Many companies are now dismantling specific CSR departments and adopting a holistic, business-wide approach to CSR instead. As a result of this new approach, in which each department may take account of their own CSR track-record, resources are thinner spread and, as a result, CSR jobs may come with lower salaries, the news site reports.
There is also a lack of clarity about what CSR means in the modern business world, the news site reports. Differing terms such as “social entrepreneurship” and “social enterprise” muddy the waters as to what a CSR professional actually does, according to the article. Furthermore, companies with the worst track record in corporate social responsibility – such some tobacco and oil firms – are often the ones that talk about it the most, the news site reports.
But these problems can be overcome by students asking the right questions in interviews, experts say. Joining a company that has the same values as you is a very important step towards a rewarding career in CSR according to Jo Mackness, executive director of the Center for Responsible Business at the University of California—Berkeley’s (pictured) Haas School of Business, the web site reports.

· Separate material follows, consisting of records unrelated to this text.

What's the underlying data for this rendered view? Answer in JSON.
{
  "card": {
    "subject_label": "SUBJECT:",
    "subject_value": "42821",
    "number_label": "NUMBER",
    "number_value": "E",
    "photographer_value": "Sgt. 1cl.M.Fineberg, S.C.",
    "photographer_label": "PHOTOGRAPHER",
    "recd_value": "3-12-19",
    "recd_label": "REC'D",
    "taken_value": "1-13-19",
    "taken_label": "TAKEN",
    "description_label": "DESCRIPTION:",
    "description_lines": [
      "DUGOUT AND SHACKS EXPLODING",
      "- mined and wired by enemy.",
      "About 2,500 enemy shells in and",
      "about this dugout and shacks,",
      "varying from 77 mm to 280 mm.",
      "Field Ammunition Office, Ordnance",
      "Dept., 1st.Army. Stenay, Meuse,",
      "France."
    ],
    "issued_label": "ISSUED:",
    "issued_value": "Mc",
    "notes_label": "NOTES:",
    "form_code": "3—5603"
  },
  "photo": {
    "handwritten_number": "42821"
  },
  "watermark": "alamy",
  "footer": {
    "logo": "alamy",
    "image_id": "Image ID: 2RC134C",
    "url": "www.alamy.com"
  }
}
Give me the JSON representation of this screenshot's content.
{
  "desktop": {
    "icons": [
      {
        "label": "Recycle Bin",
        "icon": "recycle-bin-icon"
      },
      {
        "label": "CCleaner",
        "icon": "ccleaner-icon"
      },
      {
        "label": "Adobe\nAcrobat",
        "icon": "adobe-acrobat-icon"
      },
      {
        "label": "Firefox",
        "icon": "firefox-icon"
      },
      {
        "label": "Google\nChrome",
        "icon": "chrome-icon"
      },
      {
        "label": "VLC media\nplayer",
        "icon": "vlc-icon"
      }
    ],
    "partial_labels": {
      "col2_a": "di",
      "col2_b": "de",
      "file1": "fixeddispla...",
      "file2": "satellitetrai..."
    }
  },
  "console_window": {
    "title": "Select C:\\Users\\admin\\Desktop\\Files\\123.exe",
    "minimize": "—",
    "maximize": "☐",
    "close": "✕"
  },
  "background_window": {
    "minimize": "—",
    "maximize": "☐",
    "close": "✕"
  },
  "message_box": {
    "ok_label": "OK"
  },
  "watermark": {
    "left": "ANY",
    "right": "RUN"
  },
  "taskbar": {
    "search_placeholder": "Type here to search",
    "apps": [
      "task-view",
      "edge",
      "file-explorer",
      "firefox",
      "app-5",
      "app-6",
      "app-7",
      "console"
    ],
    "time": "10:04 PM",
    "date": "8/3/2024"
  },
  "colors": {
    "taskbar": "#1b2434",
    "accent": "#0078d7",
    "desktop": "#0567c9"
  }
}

The average salaries of carbon and climate change professionals rose 4 percent in 2010, according to a survey out in February 2011. The 2010 Carbon Salary Survey, conducted by recruitment agency Acre and consultancy Acona, said that salary levels in the field were up across all regions of the world and in almost all sectors.